We have spirit possession when a person assumes a state of apparent auto-hypnosis or dissociation, and his behaviour, which is not that of his ordinary self, is understood to be due to the control by some spiritual agent normally outside him. Possession by a spirit of some kind is often given as an explanation of illness or abnormality, especially in the case of states of mental derangement or dissociation, when the subject does seem to be ‘out of his mind’. The social history of Western Europe provides numerous examples of possession by evil spirits, especially in connection with witchcraft. Since possession is usually a bad thing the question then arises: what is to be done about it?

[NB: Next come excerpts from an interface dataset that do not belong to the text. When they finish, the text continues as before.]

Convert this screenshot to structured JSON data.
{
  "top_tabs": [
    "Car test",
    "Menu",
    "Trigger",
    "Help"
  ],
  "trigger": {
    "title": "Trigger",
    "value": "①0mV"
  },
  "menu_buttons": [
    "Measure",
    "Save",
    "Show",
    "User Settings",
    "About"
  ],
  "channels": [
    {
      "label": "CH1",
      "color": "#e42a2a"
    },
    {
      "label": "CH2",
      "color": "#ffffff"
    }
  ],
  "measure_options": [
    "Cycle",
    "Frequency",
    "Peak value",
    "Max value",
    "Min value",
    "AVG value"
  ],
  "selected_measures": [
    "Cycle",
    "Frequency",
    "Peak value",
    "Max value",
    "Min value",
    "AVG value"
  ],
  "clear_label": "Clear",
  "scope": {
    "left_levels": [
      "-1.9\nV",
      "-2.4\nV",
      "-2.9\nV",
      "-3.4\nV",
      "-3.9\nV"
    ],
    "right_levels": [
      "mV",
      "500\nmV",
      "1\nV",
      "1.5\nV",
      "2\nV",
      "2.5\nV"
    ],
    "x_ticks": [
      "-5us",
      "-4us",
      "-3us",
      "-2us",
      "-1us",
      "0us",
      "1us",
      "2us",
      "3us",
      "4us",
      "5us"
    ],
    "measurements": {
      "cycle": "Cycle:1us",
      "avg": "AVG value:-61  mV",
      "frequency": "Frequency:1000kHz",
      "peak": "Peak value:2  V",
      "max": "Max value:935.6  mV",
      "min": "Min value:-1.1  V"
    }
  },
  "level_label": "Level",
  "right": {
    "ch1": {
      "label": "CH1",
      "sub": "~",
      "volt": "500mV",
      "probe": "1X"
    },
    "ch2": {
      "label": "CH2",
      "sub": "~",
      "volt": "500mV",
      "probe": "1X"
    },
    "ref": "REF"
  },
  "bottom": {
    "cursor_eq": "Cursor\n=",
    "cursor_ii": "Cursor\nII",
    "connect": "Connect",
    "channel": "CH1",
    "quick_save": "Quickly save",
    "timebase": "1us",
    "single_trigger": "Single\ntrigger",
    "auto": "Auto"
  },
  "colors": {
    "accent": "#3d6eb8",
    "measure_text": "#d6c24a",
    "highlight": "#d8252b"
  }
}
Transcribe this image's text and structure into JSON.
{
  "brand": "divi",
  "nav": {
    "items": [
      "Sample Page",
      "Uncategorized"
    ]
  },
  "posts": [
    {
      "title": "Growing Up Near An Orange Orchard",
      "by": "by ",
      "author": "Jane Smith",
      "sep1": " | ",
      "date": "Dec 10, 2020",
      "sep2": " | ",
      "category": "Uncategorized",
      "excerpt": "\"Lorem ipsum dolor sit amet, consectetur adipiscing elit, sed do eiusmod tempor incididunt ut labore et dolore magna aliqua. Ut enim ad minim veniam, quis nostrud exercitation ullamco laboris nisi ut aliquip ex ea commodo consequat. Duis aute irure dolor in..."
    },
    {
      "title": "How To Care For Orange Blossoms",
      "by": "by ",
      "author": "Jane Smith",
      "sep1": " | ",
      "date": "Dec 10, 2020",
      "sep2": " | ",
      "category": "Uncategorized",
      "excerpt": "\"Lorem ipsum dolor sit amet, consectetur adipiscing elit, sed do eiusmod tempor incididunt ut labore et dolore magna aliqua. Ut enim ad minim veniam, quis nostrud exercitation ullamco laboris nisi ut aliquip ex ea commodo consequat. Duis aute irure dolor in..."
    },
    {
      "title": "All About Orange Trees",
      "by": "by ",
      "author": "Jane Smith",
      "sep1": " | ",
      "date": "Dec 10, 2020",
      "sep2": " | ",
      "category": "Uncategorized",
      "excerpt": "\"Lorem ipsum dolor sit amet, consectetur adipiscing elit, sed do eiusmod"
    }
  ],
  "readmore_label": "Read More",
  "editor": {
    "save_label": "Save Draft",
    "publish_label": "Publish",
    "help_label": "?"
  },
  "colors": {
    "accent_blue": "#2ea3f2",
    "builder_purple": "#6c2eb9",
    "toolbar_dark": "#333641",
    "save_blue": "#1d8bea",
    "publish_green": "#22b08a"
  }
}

Different cultures give different answers. Sometimes a spiritual force conceived to be more powerful than the presumed spirit may compel it to leave its victim. Other times techniques of ‘peaceful persuasion’ may be used. A shaman may with soft words, cajole a minor spirit which is troubling a client to leave him and to enter an earthenware pot. The pot is then quickly sealed with clay, and is later destroyed or abandoned in the bush. In other cases, where the subject is not merely possessed but is also a medium, he may, as it were, come to terms with the spirit through the performance of appropriate ritual. Whether the spirit is the ghost of a deceased relative or some other kind of power, it may use its medium, while in a state of induced possession, to say what it requires if it is to leave its victim alone.